Statistical metaphors

Tom Bourbon [940831.1456]

[From Rick Marken (940830.1420)] who wrote in reply to:

Martin Taylor (940830 13:40) who had earlier written about passive

statistical analyses by nervous systems. Here, Martin was replying to Rick's
question:

Martin:

What's a statistic? I learned the word as meaning the reduction of a set
of values to one or a few representative values, such as, indeed, means,
variances, etc.

Rick:

Actually, a _statistic_ is a measure of some characteristic of a sample (such
as the mean or variance of the sample values) that is used as an _estimate_
of the corresponding characteristic of the population from which the sample
was taken. The corresponding characteristic of the population is called a
_parameter_. Sample statistics are used to estimate ppoulation parameters.
The sample mean is used as an estimate of he population mean. Remember?

And so far as we know, _all_ of the sampling and calculations necessary to
produce these estimates are performed (more or less) knowingly by an entire
human being, or by a surrogate for a human being. Discussions of statistical
computations by small parts of human beings are metaphorical, in much the
same way that discussions in which nervous systems are said to transmit,
receive, or process information are metaphorical. Individual sensory
neurons do not sample selected parameters of the environment and then
calculate descriptive statistics (most-representative scores, ranges,
correlations, etc) or perform inferential statistical procedures (tests for
differences and their levels of significance, etc), or do they?

So, when you say that the perceptual input function computes a statistic I
hear you saying that perceptions are _estimates_ of what is really out
there.

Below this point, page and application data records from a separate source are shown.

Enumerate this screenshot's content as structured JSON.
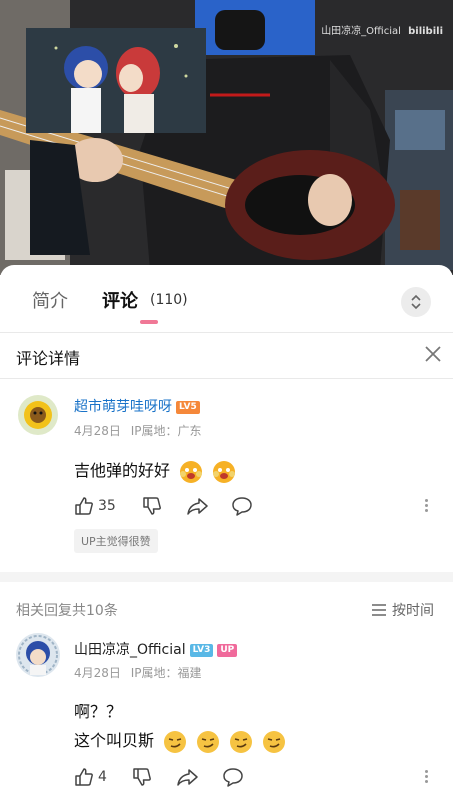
{
  "video": {
    "watermark_user": "山田凉凉_Official",
    "watermark_brand": "bilibili"
  },
  "tabs": [
    {
      "label": "简介",
      "active": false
    },
    {
      "label": "评论",
      "active": true,
      "count": "(110)"
    }
  ],
  "detail": {
    "title": "评论详情"
  },
  "root_comment": {
    "username": "超市萌芽哇呀呀",
    "level": "LV5",
    "date": "4月28日",
    "ip": "IP属地：广东",
    "text": "吉他弹的好好",
    "likes": "35",
    "up_liked": "UP主觉得很赞"
  },
  "replies_header": {
    "count_text": "相关回复共10条",
    "sort_label": "按时间"
  },
  "reply": {
    "username": "山田凉凉_Official",
    "level": "LV3",
    "up_badge": "UP",
    "date": "4月28日",
    "ip": "IP属地：福建",
    "line1": "啊？？",
    "line2": "这个叫贝斯",
    "likes": "4"
  },
  "colors": {
    "accent_pink": "#f07896",
    "username_blue": "#1a73c8",
    "level5_orange": "#f5883a",
    "level3_cyan": "#59b8e6",
    "up_badge_pink": "#f06a9b"
  }
}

To me, that is the _direct_ implication of the popular metaphor in which
sensory neurons perform statistical analyses on "features" of the
environment. If the metaphor is intended to be strict, then those
statistical procedures would be performed upon, and their results would then
comprise estimates of, something "real" in the environment. To determine the
adequacy of the statistical analyses, a person would compare the original
environmental parameters with the statistical estimates of those parameters.

When the metaphor is applied to nervous systems, all of these analyses and
comparisons are said to occur within individual neurons, but in fact they
require an entire person with access to all of the required data. The
limits on the plausibility of the statistical metaphor are similar to those
when the information metaphor is applied, as Rick also said:

Of course, this is exactly the information theory view of perception;
the senses transmit information to the brain about what is actually out
there. The brain is a statistician using perceptual statistics to estimate
real world parameters. This is quite a different picture of perception
than that given by PCT.

Nice understatement, Rick.

In PCT, perception is a functional analog of an
aspect of the external world that is defined by the perceptual function. The
perceptual function could compute the mean or variance of its inputs; so the
perceptual signal's value could represent variations in the mean or variance
of the inputs to the perceptual function. But this perceptual signal is not
an _estimate_ of anything (the mean or variance it represents if not computed
as a statistic); it is simply a perceptual variable.

Yes. A perceptual signal is a perceptual signal is an analog of
-- something? Speaking strictly, a perceptual signal _is_; it is not
"about."

One interesting question is just how far the computation of these statistics
reduces the number of degrees of freedom available in the input, because
it is that reduction that determines the magnitude of the alerting problem.

What is an "alerting problem"? How do you "alert" a control system?

Interesting questions. Martin? :slight_smile:

Later,

Tom